Editor’s Note: Cheese & Bread was an integral part of my daily life growing up in St. Croix, and not just because it provided quick, easy and affordable nurishment. The name Cheese & Bread actually carries a double-meaning in many parts of the English-speaking Caribbean. Say it plainly, and people know you’re talking about food. Say it in frustration, and people may think you’re cursing. For example: “Why is the airfare to St. Croix always so expensive? Cheese & Bread, I’ll never get home!” See how easily Cheese & Bread can substitute for “damn” and other curse words? This was an important side benefit giving us kids a way to express some angst without getting in trouble. As for the food, Cheese & Bread remains a snack worth discovering on your next trip to the Caribbean. Here, UC reader Angela Lee, shares her experience doing just that on two recent trips to St. Lucia.
When I think of comfort food here in the States, one of the first things I envision is grilled cheese. Nothing fancy, just bread and cheese. After traveling to St. Lucia, I learned that something so common in the States is also a big part of everyday local cuisine in the Caribbean, albeit with a twist, or in the case of St. Lucia, a handle.
I’m talking about Creole bread, which in St. Lucia is about as local as you can get.
The first time I tried it was when I stopped in at Springs Bakery (pictured above) as part of a shore excursion during a Carnival cruise in June 2010. It was my first time in St. Lucia and I was surprised to discover that the island’s most popular bakery is really just a humble private home. The steaming hot bread came in a brown lunch bag; basic and simple like island life and the grilled cheese so familiar to my stateside sensibilities.
Upon first laying eyes on it, I thought Creole bread looked more like a drumstick. I remember thinking, how handy (no pun intended), bread with a built in handle for convenience! The smaller loaves didn’t come with the nifty handle, but they were equally tasty just the same.
Creole bread is crispy on the outside, and doughy on the inside. The interior texture was a bit like a cross between the perfect New York bagel mixed with a touch of biscuit (I’m a New Yorker with a big heart for bagels). It’s absolutely delicious on its own, but I soon learned that Creole bread can be even better when enjoyed the traditional way, with some thick slices of cheddar cheese. People also like using guava paste, but that is another topic on its own.
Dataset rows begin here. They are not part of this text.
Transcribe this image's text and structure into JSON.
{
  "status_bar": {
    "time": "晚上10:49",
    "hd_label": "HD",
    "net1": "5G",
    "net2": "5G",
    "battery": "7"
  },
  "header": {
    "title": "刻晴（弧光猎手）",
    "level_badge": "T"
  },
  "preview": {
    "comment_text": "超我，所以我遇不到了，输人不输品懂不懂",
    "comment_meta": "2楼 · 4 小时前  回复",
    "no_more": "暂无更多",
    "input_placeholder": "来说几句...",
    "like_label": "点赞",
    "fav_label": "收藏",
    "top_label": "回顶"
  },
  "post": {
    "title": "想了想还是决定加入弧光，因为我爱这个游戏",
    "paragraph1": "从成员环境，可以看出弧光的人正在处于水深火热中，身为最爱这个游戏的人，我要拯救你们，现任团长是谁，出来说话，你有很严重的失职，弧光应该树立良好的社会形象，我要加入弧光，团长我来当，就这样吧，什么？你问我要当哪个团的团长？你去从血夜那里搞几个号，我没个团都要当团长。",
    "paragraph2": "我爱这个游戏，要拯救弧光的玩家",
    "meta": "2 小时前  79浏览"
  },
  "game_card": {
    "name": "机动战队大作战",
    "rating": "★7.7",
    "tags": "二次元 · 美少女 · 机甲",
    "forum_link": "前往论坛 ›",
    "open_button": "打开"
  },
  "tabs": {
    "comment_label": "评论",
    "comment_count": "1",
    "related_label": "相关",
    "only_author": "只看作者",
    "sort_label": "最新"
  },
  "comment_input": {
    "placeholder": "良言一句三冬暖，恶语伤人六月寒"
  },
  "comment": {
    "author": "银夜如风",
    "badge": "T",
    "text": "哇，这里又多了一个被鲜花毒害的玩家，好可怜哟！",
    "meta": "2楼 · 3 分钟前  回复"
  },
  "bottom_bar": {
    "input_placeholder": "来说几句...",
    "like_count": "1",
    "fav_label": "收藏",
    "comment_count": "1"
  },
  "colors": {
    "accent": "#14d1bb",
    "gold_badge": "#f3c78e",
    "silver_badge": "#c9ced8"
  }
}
On my second trip to St. Lucia in January 2011, I was determined to find more Creole bread, but this time I was staying at the Bay Gardens Inn in Rodney Bay resort area, which is rather far from Springs Bakery. Staff at my hotel were doubtful I’d find some, but I was determined and hungry. So, to end my post, here are a few tips, inspired by Uncommon Caribbean, on how to find your way to the best Creole bread in the Rodney Bay area .
First, walk to the nearest major road, flag down a van with a green “M” license plate (this is the local bus in St. Lucia that is the only way to travel efficiently and cost effectively), and take it to Gros Islet, which is the nearest town.
Next, ask the locals hanging out on the corner where to get Creole bread. Make sure you emphasize “local Creole bread” and not just any bread. If they answer with something like “It’s just up da’ way, right past the gap” (local speak for major intersection), then you’re on the right path.
The place I found using this method had no name. It was just a simple hut at the main gap somewhere between Rodney Bay and Gros Islet. If you go, you’ll know it by the endless stream of locals walking out with steaming brown paper bags filled with baked goodies, and, perhaps, a Fruta juice to wash it down.
The Creole bread there wasn’t quite the caliber of Springs’, but it was special in its own unique way, no doubt made more so by the experience of finding it, and the comfort it provided me on the journey back to my hotel.